Burgundy, the River Rhone & Provence – MS Swiss Corona - seven nights from £999pp
Lake Maggiore, Orta and the Matterhorn – seven nights from £899pp
Sicily – seven nights from £939pp
Pompeii, Capri and the Bay of Naples - seven nights from £799pp
Istanbul Ephesus & Troy – six nights from £859pp
Mary Rose – two nights from £319pp
Save the tiger: The animals bred for bones on China’s tiger farms

The animals bred for bones on China’s tiger farms

The big cats kept in captivity to perform for paying audiences and then, when dead, their bodies used to fortify wine
A former custard factory, a Midlands bog and a Leeds cemetery all included in top 50 hidden spots in the UK

A former custard factory, a Midlands bog and a Leeds cemetery

Introducing the top 50 hidden spots in Britain
Ebola epidemic: Plagued by fear

Ebola epidemic: Plagued by fear

How a disease that has claimed fewer than 2,000 victims in its history has earned a place in the darkest corner of the public's imagination
Chris Pratt: From 'Parks and Recreation' to 'Guardians of the Galaxy'

From 'Parks and Recreation' to 'Guardians of the Galaxy'

He was homeless in Hawaii when he got his big break. Now the comic actor Chris Pratt is Hollywood's new favourite action star
How live cinema screenings can boost arts audiences

How live cinema screenings can boost arts audiences

Broadcasting plays and exhibitions to cinemas is a sure-fire box office smash
Shipping container hotels: Pop-up hotels filling a niche

Pop-up hotels filling a niche

Spending the night in a shipping container doesn't sound appealing, but these mobile crash pads are popping up at the summer's biggest events
Native American headdresses are not fashion accessories

Feather dust-up

A Canadian festival has banned Native American headwear. Haven't we been here before?
Boris Johnson's war on diesel

Boris Johnson's war on diesel

11m cars here run on diesel. It's seen as a greener alternative to unleaded petrol. So why is London's mayor on a crusade against the black pump?
5 best waterproof cameras

Splash and flash: 5 best waterproof cameras

Don't let water stop you taking snaps with one of these machines that will take you from the sand to meters deep
Louis van Gaal interview: Manchester United manager discusses tactics and rebuilding after the David Moyes era

Louis van Gaal interview

Manchester United manager discusses tactics and rebuilding after the David Moyes era
Will Gore: The goodwill shown by fans towards Alastair Cook will evaporate rapidly if India win the series

Will Gore: Outside Edge

The goodwill shown by fans towards Alastair Cook will evaporate rapidly if India win the series
The children were playing in the street with toy guns. The air strikes were tragically real

The air strikes were tragically real

The children were playing in the street with toy guns
Boozy, ignorant, intolerant, but very polite – The British, as others see us

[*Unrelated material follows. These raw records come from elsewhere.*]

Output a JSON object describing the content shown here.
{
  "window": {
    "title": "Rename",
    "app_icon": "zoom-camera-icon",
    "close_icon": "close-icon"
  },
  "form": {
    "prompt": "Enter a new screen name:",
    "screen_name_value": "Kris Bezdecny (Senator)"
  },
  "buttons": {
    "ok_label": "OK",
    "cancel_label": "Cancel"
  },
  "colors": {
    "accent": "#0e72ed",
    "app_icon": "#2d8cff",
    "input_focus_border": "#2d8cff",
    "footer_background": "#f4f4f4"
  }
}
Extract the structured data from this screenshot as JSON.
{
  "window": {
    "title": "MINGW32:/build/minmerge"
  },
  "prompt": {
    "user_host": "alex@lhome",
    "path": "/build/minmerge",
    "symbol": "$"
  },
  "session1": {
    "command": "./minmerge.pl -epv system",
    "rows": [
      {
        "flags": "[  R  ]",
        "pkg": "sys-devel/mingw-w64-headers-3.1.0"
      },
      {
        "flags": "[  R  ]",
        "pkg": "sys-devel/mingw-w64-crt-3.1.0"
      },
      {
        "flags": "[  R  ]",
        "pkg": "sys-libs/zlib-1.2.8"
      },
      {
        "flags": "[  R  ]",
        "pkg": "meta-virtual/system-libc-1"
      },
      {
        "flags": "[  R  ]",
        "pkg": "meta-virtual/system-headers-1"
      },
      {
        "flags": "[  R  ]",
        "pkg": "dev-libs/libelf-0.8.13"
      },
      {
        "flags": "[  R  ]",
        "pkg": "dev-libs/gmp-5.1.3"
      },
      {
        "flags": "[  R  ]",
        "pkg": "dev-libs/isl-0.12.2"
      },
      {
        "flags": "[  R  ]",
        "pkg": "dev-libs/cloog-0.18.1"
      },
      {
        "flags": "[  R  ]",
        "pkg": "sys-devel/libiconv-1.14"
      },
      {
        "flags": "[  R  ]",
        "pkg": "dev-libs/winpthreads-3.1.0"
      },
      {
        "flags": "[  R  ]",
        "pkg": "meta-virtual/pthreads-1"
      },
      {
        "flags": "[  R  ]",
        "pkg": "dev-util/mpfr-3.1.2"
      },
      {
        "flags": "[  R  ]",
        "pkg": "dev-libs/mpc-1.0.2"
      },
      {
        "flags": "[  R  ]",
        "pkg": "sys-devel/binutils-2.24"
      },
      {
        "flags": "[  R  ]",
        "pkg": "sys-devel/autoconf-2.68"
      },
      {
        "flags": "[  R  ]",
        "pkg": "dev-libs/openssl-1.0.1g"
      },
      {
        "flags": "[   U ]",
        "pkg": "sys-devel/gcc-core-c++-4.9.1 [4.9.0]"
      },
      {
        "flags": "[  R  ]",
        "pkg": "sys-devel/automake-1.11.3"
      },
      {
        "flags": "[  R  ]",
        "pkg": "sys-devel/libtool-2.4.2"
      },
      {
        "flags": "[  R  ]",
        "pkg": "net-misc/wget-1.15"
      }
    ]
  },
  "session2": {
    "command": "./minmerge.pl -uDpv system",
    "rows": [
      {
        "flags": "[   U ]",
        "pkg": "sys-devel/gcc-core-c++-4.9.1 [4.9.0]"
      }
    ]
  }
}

Britain as others see us

Boozy, ignorant, intolerant, but very polite
How did our legends really begin?

How did our legends really begin?

Applying the theory of evolution to the world's many mythologies
Watch out: Lambrusco is back on the menu

Lambrusco is back on the menu

Naff Seventies corner-shop staple is this year's Aperol Spritz